EXERCISE DIRECTIONS:
Retype, word for word, the line holding "Give me the" and each line after it down to the end of the data; pictures are not copied.

*** EXTRACTED ENTRIES ***

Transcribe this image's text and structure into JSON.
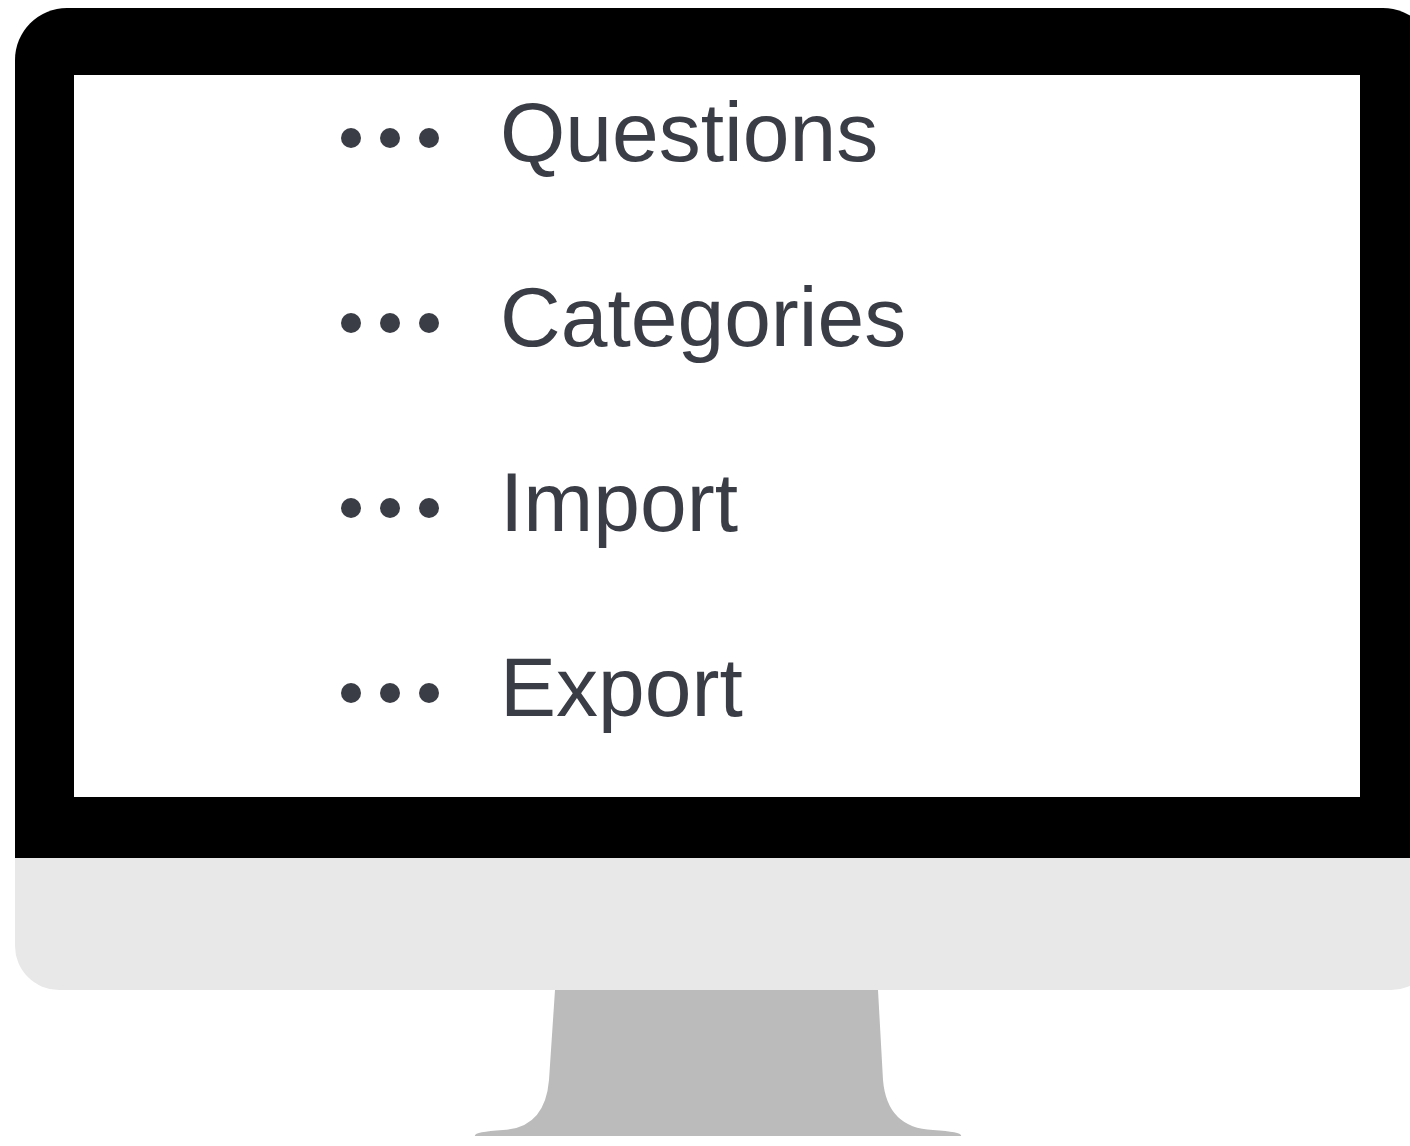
{
  "menu": {
    "items": [
      {
        "label": "Questions"
      },
      {
        "label": "Categories"
      },
      {
        "label": "Import"
      },
      {
        "label": "Export"
      }
    ]
  }
}
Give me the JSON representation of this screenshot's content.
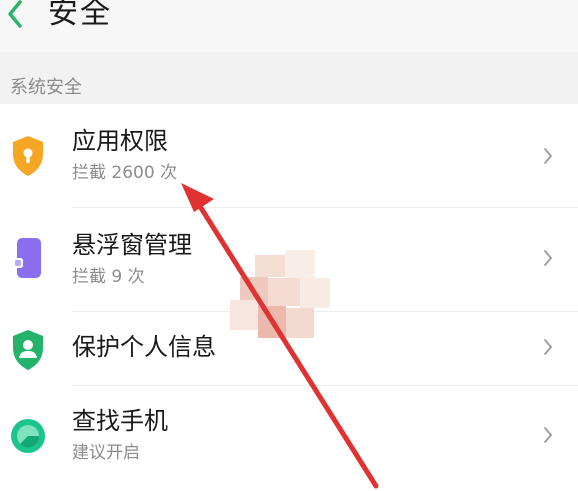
{
  "header": {
    "title": "安全",
    "back_icon": "chevron-left-icon",
    "back_color": "#2bb36b"
  },
  "section": {
    "label": "系统安全"
  },
  "items": [
    {
      "title": "应用权限",
      "subtitle": "拦截 2600 次",
      "icon": "shield-lock-icon",
      "icon_color": "#f5a623"
    },
    {
      "title": "悬浮窗管理",
      "subtitle": "拦截 9 次",
      "icon": "floating-window-icon",
      "icon_color": "#8b6ff0"
    },
    {
      "title": "保护个人信息",
      "subtitle": "",
      "icon": "shield-person-icon",
      "icon_color": "#23b36b"
    },
    {
      "title": "查找手机",
      "subtitle": "建议开启",
      "icon": "find-phone-icon",
      "icon_color": "#1dc38d"
    }
  ],
  "annotation": {
    "color": "#e03232"
  }
}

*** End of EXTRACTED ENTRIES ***

RESULT:
Give me the JSON representation of this screenshot's content.
{
  "header": {
    "title": "安全",
    "back_icon": "chevron-left-icon",
    "back_color": "#2bb36b"
  },
  "section": {
    "label": "系统安全"
  },
  "items": [
    {
      "title": "应用权限",
      "subtitle": "拦截 2600 次",
      "icon": "shield-lock-icon",
      "icon_color": "#f5a623"
    },
    {
      "title": "悬浮窗管理",
      "subtitle": "拦截 9 次",
      "icon": "floating-window-icon",
      "icon_color": "#8b6ff0"
    },
    {
      "title": "保护个人信息",
      "subtitle": "",
      "icon": "shield-person-icon",
      "icon_color": "#23b36b"
    },
    {
      "title": "查找手机",
      "subtitle": "建议开启",
      "icon": "find-phone-icon",
      "icon_color": "#1dc38d"
    }
  ],
  "annotation": {
    "color": "#e03232"
  }
}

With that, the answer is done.